Extract each line of the records below that contains the word "pentagon".

------ Given entries

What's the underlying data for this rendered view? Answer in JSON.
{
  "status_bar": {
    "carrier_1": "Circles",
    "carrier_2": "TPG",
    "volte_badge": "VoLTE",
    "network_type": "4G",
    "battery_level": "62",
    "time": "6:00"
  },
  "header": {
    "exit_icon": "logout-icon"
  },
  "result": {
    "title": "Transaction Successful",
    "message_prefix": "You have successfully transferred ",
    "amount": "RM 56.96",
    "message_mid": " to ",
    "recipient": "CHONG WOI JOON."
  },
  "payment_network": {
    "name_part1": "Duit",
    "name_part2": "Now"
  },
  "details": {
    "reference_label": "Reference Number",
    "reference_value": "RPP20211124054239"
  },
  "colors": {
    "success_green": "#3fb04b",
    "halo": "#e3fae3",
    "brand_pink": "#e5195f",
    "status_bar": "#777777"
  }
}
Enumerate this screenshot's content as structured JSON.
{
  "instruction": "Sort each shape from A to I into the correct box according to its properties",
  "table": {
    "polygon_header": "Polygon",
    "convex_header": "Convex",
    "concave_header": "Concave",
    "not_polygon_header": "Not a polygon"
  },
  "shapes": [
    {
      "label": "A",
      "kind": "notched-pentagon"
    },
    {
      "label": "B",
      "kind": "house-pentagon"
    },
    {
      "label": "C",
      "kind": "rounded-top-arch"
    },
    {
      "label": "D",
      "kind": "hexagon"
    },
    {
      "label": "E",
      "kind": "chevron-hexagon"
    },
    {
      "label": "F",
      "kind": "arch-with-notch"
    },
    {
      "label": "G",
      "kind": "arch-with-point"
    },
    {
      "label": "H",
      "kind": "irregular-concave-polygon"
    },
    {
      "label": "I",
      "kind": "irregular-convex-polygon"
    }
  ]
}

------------

» Written answer
      "kind": "notched-pentagon"
      "kind": "house-pentagon"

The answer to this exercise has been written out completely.